Lenhart, Patricia M; Broselid, Stefan; Barrick, Cordelia J et al. (2013) G-protein-coupled receptor 30 interacts with receptor activity-modifying protein 3 and confers sex-dependent cardioprotection. J Mol Endocrinol 51:191-202
Lenhart, Patricia M; Caron, Kathleen M (2012) Adrenomedullin and pregnancy: perspectives from animal models to humans. Trends Endocrinol Metab 23:524-32
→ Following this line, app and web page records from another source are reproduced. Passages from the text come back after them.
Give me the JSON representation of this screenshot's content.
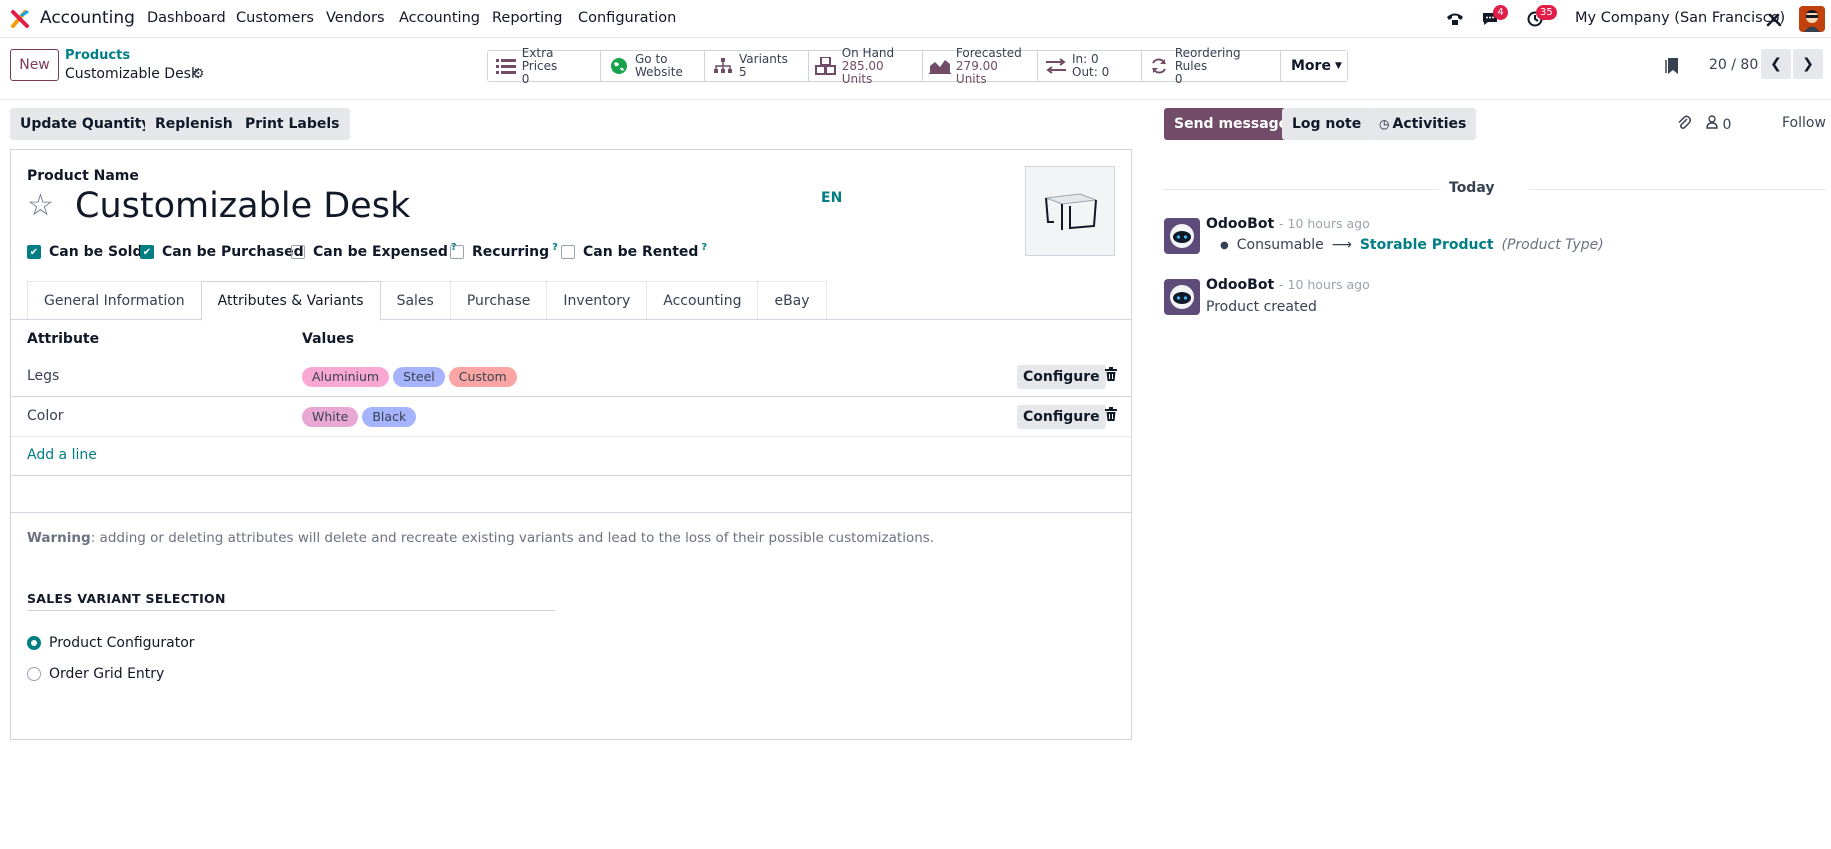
{
  "navbar": {
    "app_name": "Accounting",
    "menu": [
      "Dashboard",
      "Customers",
      "Vendors",
      "Accounting",
      "Reporting",
      "Configuration"
    ],
    "messages_badge": "4",
    "activities_badge": "35",
    "company": "My Company (San Francisco)"
  },
  "control_panel": {
    "new_label": "New",
    "breadcrumb_parent": "Products",
    "breadcrumb_current": "Customizable Desk",
    "smart_buttons": [
      {
        "label": "Extra Prices",
        "value": "0",
        "icon": "list-icon"
      },
      {
        "label": "Go to",
        "value": "Website",
        "icon": "globe-icon"
      },
      {
        "label": "Variants",
        "value": "5",
        "icon": "sitemap-icon"
      },
      {
        "label": "On Hand",
        "value": "285.00 Units",
        "icon": "cubes-icon"
      },
      {
        "label": "Forecasted",
        "value": "279.00 Units",
        "icon": "area-chart-icon"
      },
      {
        "label": "In: 0",
        "value": "Out: 0",
        "icon": "exchange-icon"
      },
      {
        "label": "Reordering Rules",
        "value": "0",
        "icon": "refresh-icon"
      }
    ],
    "more_label": "More",
    "pager": "20 / 80"
  },
  "actions": {
    "update_quantity": "Update Quantity",
    "replenish": "Replenish",
    "print_labels": "Print Labels"
  },
  "form": {
    "product_name_label": "Product Name",
    "product_name": "Customizable Desk",
    "lang": "EN",
    "checkboxes": [
      {
        "label": "Can be Sold",
        "checked": true
      },
      {
        "label": "Can be Purchased",
        "checked": true
      },
      {
        "label": "Can be Expensed",
        "checked": false,
        "help": "?"
      },
      {
        "label": "Recurring",
        "checked": false,
        "help": "?"
      },
      {
        "label": "Can be Rented",
        "checked": false,
        "help": "?"
      }
    ],
    "tabs": [
      "General Information",
      "Attributes & Variants",
      "Sales",
      "Purchase",
      "Inventory",
      "Accounting",
      "eBay"
    ],
    "active_tab": "Attributes & Variants",
    "table": {
      "headers": [
        "Attribute",
        "Values"
      ],
      "rows": [
        {
          "attribute": "Legs",
          "values": [
            {
              "label": "Aluminium",
              "color": "#f9a8d4"
            },
            {
              "label": "Steel",
              "color": "#a5b4fc"
            },
            {
              "label": "Custom",
              "color": "#fca5a5"
            }
          ]
        },
        {
          "attribute": "Color",
          "values": [
            {
              "label": "White",
              "color": "#e9a8d4"
            },
            {
              "label": "Black",
              "color": "#a5b4fc"
            }
          ]
        }
      ],
      "configure_label": "Configure",
      "add_line": "Add a line"
    },
    "warning_prefix": "Warning",
    "warning_text": ": adding or deleting attributes will delete and recreate existing variants and lead to the loss of their possible customizations.",
    "section_title": "SALES VARIANT SELECTION",
    "radios": [
      {
        "label": "Product Configurator",
        "selected": true
      },
      {
        "label": "Order Grid Entry",
        "selected": false
      }
    ]
  },
  "chatter": {
    "send_message": "Send message",
    "log_note": "Log note",
    "activities": "Activities",
    "followers_count": "0",
    "follow": "Follow",
    "date_separator": "Today",
    "messages": [
      {
        "author": "OdooBot",
        "time": "- 10 hours ago",
        "tracking": {
          "old": "Consumable",
          "new": "Storable Product",
          "field": "(Product Type)"
        }
      },
      {
        "author": "OdooBot",
        "time": "- 10 hours ago",
        "body": "Product created"
      }
    ]
  },
  "colors": {
    "primary": "#714b67",
    "accent": "#017e84",
    "badge": "#e11d48"
  }
}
Barrick, Cordelia J; Lenhart, Patricia M; Dackor, Ryan T et al. (2012) Loss of receptor activity-modifying protein 3 exacerbates cardiac hypertrophy and transition to heart failure in a sex-dependent manner. J Mol Cell Cardiol 52:165-74